A German dogs home has banned Christmas adoptions to prevent unwanted animals being returned to their care after the festive break. Berlin’s Bremin animal shelter is the largest in Europe. They currently have 500 dogs and cats awaiting adoption by new owners. Be that as it may, they say none of their creatures will be accessible for rehoming after eighteenth December.Bremin’s proprietors say a significant number of the creatures they care for are embraced over the Christmas break, just to be returned, undesirable, in January by their new proprietors.
Their boycott will stop families hastily embracing a pet, they say. Rather, the safe house will even now offer potential new proprietors the opportunity to meet the creatures, yet rehoming won’t be accessible until the new year, giving individuals time to think about their choice. Numerous other German safe houses have now pursued suit. In the UK, the Dogs Trust has for quite some time been battling to stop rash merry appropriations.Their “A Dog is For Life, Not Just For Christmas” slogan turned 39 this year, but is, sadly, as relevant as ever.

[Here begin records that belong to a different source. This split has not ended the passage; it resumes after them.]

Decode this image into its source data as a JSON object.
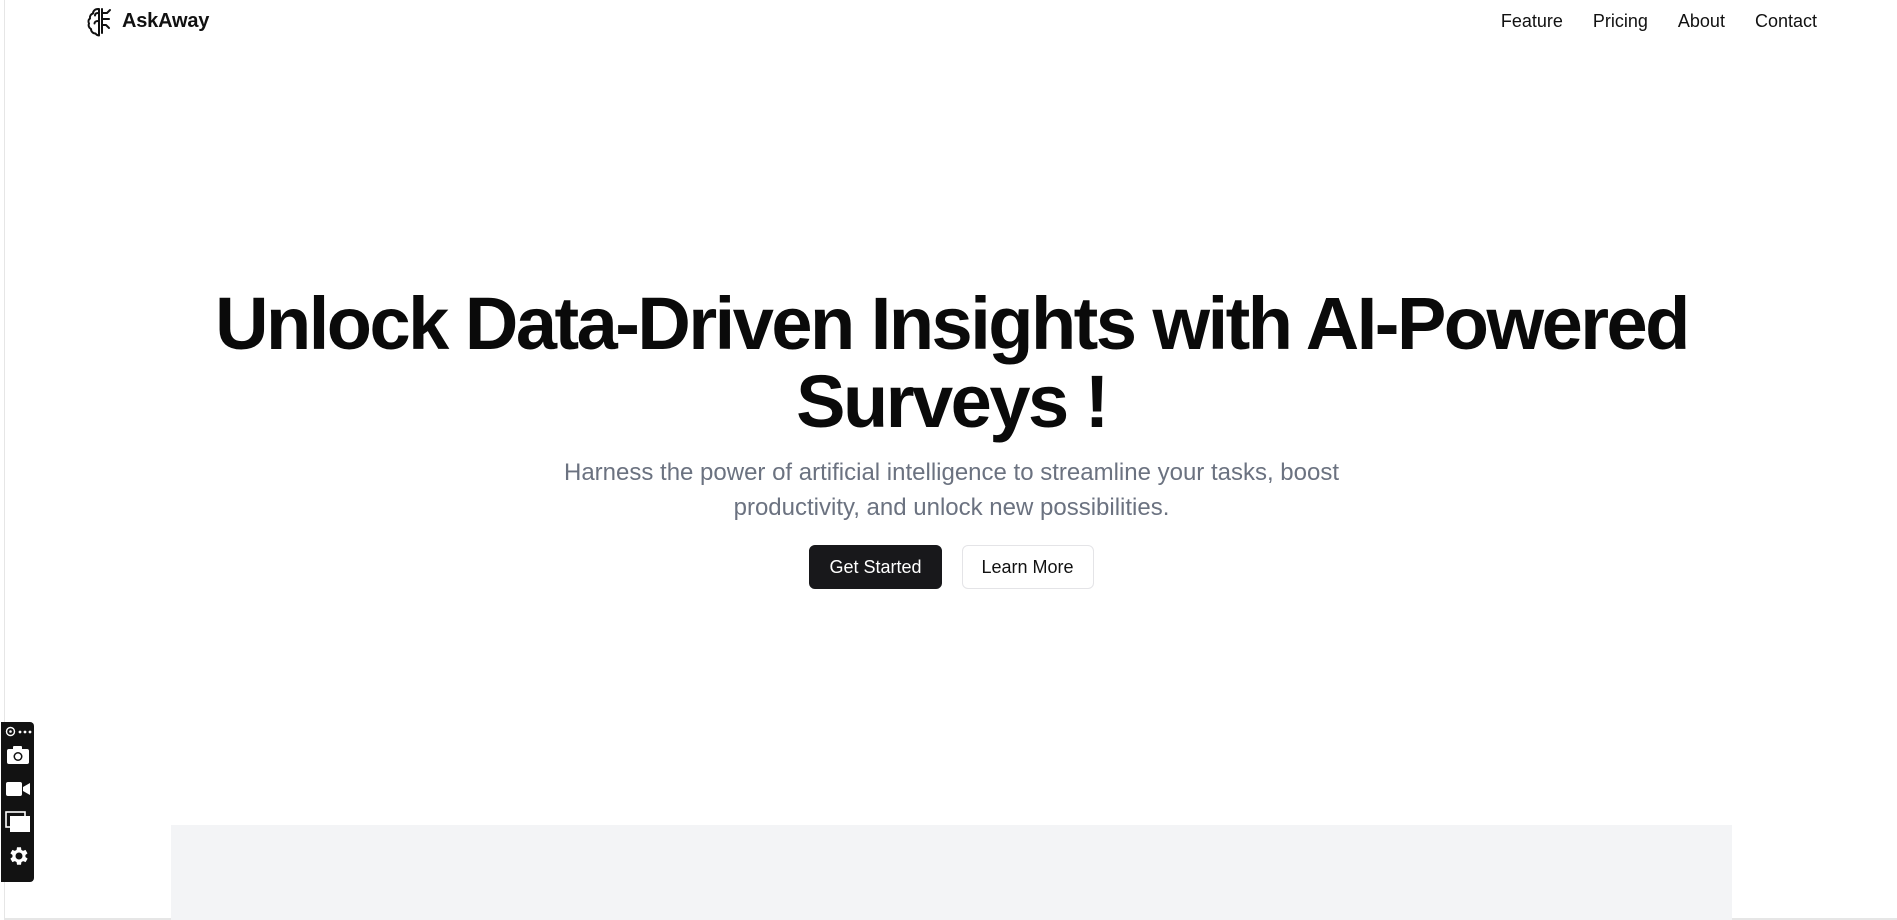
{
  "header": {
    "brand_name": "AskAway",
    "nav": [
      {
        "label": "Feature"
      },
      {
        "label": "Pricing"
      },
      {
        "label": "About"
      },
      {
        "label": "Contact"
      }
    ]
  },
  "hero": {
    "title": "Unlock Data-Driven Insights with AI-Powered Surveys !",
    "subtitle": "Harness the power of artificial intelligence to streamline your tasks, boost productivity, and unlock new possibilities.",
    "primary_button": "Get Started",
    "secondary_button": "Learn More"
  },
  "side_toolbar": {
    "icons": [
      "app-logo-icon",
      "more-options-icon",
      "camera-icon",
      "video-icon",
      "windows-icon",
      "gear-icon"
    ]
  },
  "colors": {
    "primary_button_bg": "#18181b",
    "subtitle_text": "#6b7280",
    "preview_block_bg": "#f3f4f6",
    "toolbar_bg": "#121212"
  }
}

Adrian Burder, Dogs Trust Chief Executive, says: “There is no denying that we’re a nation of animal lovers, but sadly sometimes that love can blind people and they may rush into getting a dog, often without ample research or even rushing into a last minute online purchase.
“A dog can be such a rewarding addition to any family, but they do come with long-term responsibilities that will have a lasting impact on their new owner’s life.” The RSPCA also told Country Living they do not advise giving pets as presents unless “it is known that the person receiving the pet is willing to take on the responsibility of having a pet”. If you’re considering adopting, read our six warning signs you need to be aware of before buying a puppy this Christmas.